It has been a tough week for those of us who work at The Parkersburg News and Sentinel.
On Wednesday morning, we received the shocking news that our long-time executive editor, Jim Smith, had passed away.
Just hours before I was sitting in Jim's office discussing both business and pleasure, including talk of his twin grandsons, which always brought a smile to his face and a bubbly enthusiasm to his demeanor.
I've worked for dozens of editors and publishers over the past 37 years and Jim Smith is perhaps the most memorable.
He was old school. He learned the ropes by being a police reporter.
There's perhaps no better way to learn this business than from the ground up.
It teaches you not only the importance of accuracy, but also that you must develop relationships with those you cover, for being a newspaper person involves trust.

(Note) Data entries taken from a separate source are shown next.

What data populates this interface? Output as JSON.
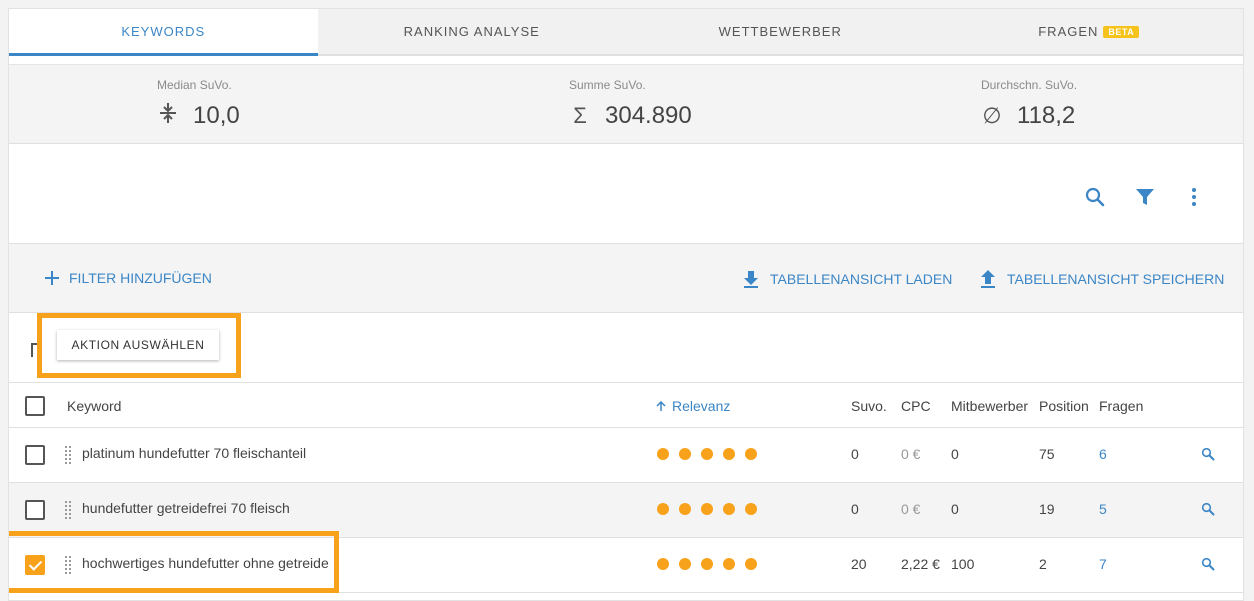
{
  "tabs": [
    {
      "label": "KEYWORDS",
      "active": true
    },
    {
      "label": "RANKING ANALYSE"
    },
    {
      "label": "WETTBEWERBER"
    },
    {
      "label": "FRAGEN",
      "badge": "BETA"
    }
  ],
  "stats": [
    {
      "label": "Median SuVo.",
      "symbol": "median-icon",
      "value": "10,0"
    },
    {
      "label": "Summe SuVo.",
      "symbol": "Σ",
      "value": "304.890"
    },
    {
      "label": "Durchschn. SuVo.",
      "symbol": "∅",
      "value": "118,2"
    }
  ],
  "toolbar": {
    "icons": [
      "search-icon",
      "filter-icon",
      "more-vert-icon"
    ]
  },
  "filterbar": {
    "add_filter": "FILTER HINZUFÜGEN",
    "load_view": "TABELLENANSICHT LADEN",
    "save_view": "TABELLENANSICHT SPEICHERN"
  },
  "action": {
    "label": "AKTION AUSWÄHLEN"
  },
  "table": {
    "headers": {
      "keyword": "Keyword",
      "relevance": "Relevanz",
      "suvo": "Suvo.",
      "cpc": "CPC",
      "competitors": "Mitbewerber",
      "position": "Position",
      "questions": "Fragen"
    },
    "sort": {
      "column": "relevance",
      "direction": "ascending"
    },
    "rows": [
      {
        "keyword": "platinum hundefutter 70 fleischanteil",
        "relevance": 5,
        "suvo": "0",
        "cpc": "0 €",
        "competitors": "0",
        "position": "75",
        "questions": "6",
        "checked": false
      },
      {
        "keyword": "hundefutter getreidefrei 70 fleisch",
        "relevance": 5,
        "suvo": "0",
        "cpc": "0 €",
        "competitors": "0",
        "position": "19",
        "questions": "5",
        "checked": false
      },
      {
        "keyword": "hochwertiges hundefutter ohne getreide",
        "relevance": 5,
        "suvo": "20",
        "cpc": "2,22 €",
        "competitors": "100",
        "position": "2",
        "questions": "7",
        "checked": true
      }
    ]
  },
  "colors": {
    "accent": "#3b86c6",
    "highlight": "#f8a21b",
    "badge": "#f7c21a"
  }
}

Like anyone else who excels at what they do, Jim had good instincts.
He knew what was a good story, and what wasn't.
While he wasn't from Parkersburg, it didn't take him long to become one of us and to get involved in community affairs, both as an interested citizen who belonged to several fraternal organizations as well as a newspaper editor who wasn't afraid to take a stand on controversial issues in the hopes of making this a better place to live.
Jim was the first to arrive at the paper each day, usually coming through the door at 7 a.m.
He wouldn't leave until his last task was accomplished.
That usually meant the minimum of a 10-hour day. He knew being an editor meant long hours and little praise. Yet, he took pride in his work and in our product.
Jim and I didn't always agree. I lost a lot of 1-to-1 votes since he outranked me. But more often than not, once I tried things his way, I could see that it was indeed the better way.
Jim was a good writer, not to mention one that wasn't afraid to take a courageous and sometimes unpopular stand.
He had the courage to take on public officials, knowing in doing so he would incur their wrath as well as the wrath of their fervent supporters.
While some editors don't grasp the impact of sports on society, Jim not only understood, but he himself loved sports, especially Ohio State University and the Pittsburgh Pirates.
"Go Bucs!" he would say as he left the newspaper office when either the Buckeyes or the Buccos were playing that night.
Of course, if they lost, he might be greeted by a copy of the article about the game being taped to his office door the next morning.
Jim was more than just my boss.
He was my friend and my mentor.
Even though the newsroom remains a bustling place, it seems empty without his presence.
Contact Dave Poe at email@example.com